To that end, Kempe wants the Atlantic Council to help bridge the two sides of the Atlantic Ocean and play a role in revitalizing this historic alliance. Created nearly half a century ago and newly energized under Kempe’s leadership, the Atlantic Council promotes U.S. leadership and engagement in international affairs based on the central role of the Atlantic community in meeting the global challenges of the 21st century.

The council boasts an impressive roster of world leaders and experts who participate in nonpartisan and cross-national discussions and studies. These programs range from public events and off-the-record briefings to working groups and research reports with international political, military and business leaders, as well as educational and exchange programs for future leaders. (See April 28, 2008, news column of the Diplomatic Pouch to read about the 2008 Atlantic Council Awards Dinner featuring honorees such as former British Prime Minister Tony Blair and News Corp. chief Rupert Murdoch.)

The message behind all of the council’s work is that the transatlantic alliance is no longer as simple as U.S.-Western European relations. Rather, the U.S.-European partnership has a central part to play in conflicts from Iraq and Afghanistan to issues such as climate change and global financial markets.

That worldview has resulted in significant policy expansions at the council, including an Asia program to focus on issues such as North Korea and Cross-Straits dialogue between China and Taiwan, as well as an energy and environment program to examine energy security and global warming — all with an eye on how Europe and the United States can overcome differences and address these challenges together.

“We’re trying to create the ideas around the most critical issues and we’re trying to create the networks that can deal with these ideas and issues,” Kempe said. “If you want a more engaged U.S. working multilaterally, it has to start with Europe. If you don’t get that alliance right, other things won’t work.”

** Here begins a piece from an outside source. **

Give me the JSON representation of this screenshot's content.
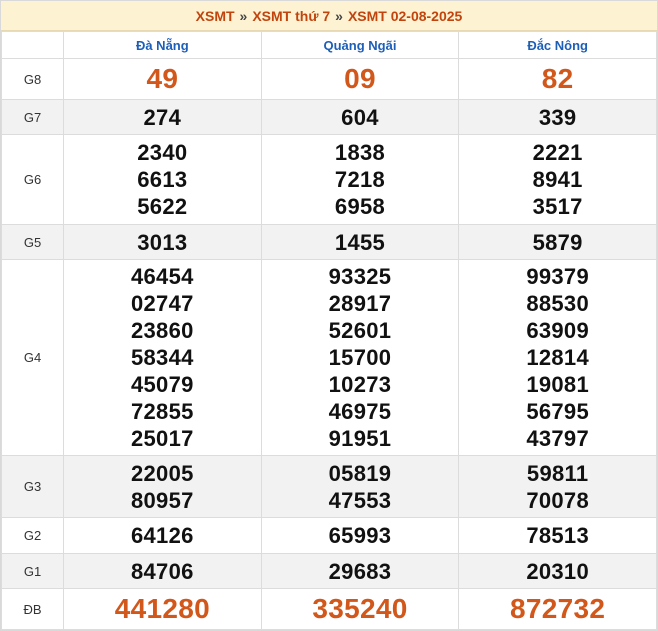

About the Author

John Shaw is a contributing writer for The Washington Diplomat.

Last Edited on November 29, 1999